Last April, Facebook profile photos the world over went red and pink in support of marriage equality; now a new movement is taking social media by storm in the form of an icy challenge.
If you signed on to Facebook recently, you’veprobably seen videos of friends pouring of buckets of ice water on their heads. Known as the “Ice Bucket Challenge,” participants are dared to douse themselves in frigid water or donate $100 to a charity within 24 hours in order to raise funds and awareness for Amyotrophic Lateral Sclerosis, also known as ALS or Lou Gehrig's Disease. Once the mission is complete, participants then dare another group of friends to accept the challenge, creating a chain reaction and a flood of videos.
The challenge was initially conceptualized by former Boston College baseball player Pete Frates who was diagnosed with ALS two years ago, and fellow ALS patient Pat Quinn. Since late July, the grassroots effort has taken off. Prove Your Purpose’s social media analysis* found conversation around the effort increasing from less than 200 posts on July 31 to nearly 3,000 on August 5. Conversation around the topic of ALS has also spiked in recent days. Although some question whether the Ice Bucket Challenge is actually triggering donations, a recent Mashable article reported donations to the ALS Association increased tenfold between August 4 and August 6, compared to the same time last year.
The Ice Bucket Challenge is groundbreaking in its ability to rally both awareness and donations through social media. The campaign’s “douse or donate” call-to-action triggers equal parts entertainment and action, and is an easy-to-activate but attention-grabbing act that nonprofit and cause marketers can take a page from. The Challenge also shines a light on the true power of social media to become a massive megaphone for an issue, turning social networks into ambassadors.

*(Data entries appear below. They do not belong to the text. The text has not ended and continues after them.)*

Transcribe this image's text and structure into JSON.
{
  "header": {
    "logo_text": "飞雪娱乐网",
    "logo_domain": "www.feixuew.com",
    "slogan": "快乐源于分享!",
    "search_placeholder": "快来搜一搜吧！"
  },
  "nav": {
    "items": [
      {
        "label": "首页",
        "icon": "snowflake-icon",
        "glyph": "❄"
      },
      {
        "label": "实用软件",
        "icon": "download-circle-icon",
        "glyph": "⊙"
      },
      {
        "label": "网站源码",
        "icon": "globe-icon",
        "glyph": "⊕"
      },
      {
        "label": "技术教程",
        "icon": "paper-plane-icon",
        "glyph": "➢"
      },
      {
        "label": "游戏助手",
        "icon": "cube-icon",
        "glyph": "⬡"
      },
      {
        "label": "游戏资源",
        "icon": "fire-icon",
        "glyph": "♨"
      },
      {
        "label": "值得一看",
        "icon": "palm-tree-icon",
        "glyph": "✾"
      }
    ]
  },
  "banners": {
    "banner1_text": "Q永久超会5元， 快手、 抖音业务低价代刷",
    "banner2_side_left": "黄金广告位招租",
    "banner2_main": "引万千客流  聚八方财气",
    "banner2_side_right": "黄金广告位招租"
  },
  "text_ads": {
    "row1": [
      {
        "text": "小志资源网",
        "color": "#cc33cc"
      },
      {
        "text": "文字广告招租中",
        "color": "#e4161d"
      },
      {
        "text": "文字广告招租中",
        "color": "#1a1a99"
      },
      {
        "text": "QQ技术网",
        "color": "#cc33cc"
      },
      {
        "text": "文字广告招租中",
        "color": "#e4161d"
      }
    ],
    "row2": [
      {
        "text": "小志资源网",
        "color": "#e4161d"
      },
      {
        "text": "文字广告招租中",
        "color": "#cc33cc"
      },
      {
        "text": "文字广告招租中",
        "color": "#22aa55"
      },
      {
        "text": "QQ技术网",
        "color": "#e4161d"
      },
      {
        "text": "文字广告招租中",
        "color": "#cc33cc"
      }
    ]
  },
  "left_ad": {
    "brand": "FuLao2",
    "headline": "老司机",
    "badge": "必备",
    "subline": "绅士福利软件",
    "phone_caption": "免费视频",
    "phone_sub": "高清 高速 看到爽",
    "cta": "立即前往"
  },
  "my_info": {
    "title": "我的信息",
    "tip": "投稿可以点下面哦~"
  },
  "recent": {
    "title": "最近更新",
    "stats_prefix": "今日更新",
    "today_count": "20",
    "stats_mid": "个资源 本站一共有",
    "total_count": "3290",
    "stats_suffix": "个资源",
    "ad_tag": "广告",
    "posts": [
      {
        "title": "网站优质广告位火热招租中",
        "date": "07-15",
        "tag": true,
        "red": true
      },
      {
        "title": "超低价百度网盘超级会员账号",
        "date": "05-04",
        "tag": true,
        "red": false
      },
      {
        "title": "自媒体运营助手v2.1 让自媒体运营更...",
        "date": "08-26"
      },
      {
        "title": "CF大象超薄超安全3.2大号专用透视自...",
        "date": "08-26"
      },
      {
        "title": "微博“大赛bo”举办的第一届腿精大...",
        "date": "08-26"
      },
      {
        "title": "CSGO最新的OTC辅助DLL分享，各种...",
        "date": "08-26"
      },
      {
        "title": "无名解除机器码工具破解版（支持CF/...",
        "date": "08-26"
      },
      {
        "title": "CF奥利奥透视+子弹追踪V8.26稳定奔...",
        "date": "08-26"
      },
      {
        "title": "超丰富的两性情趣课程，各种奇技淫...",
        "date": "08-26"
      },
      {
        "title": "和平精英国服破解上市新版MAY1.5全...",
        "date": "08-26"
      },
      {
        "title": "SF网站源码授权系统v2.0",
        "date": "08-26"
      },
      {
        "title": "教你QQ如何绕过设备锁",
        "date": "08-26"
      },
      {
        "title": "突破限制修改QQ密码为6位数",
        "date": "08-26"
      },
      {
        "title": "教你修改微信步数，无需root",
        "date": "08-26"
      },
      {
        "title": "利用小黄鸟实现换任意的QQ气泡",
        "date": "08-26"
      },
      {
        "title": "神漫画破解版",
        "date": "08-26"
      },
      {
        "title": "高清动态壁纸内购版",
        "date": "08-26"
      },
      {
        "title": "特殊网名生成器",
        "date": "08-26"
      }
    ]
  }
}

*Based on a Radian6 search from 7/7/14 - 8/7/14 using a range of keywords including “ice bucket challenge,” “#icebucketchallenge,” “#strikeoutALS,” “ALS,” “#ALS” and “Lou Gehrig's Disease.”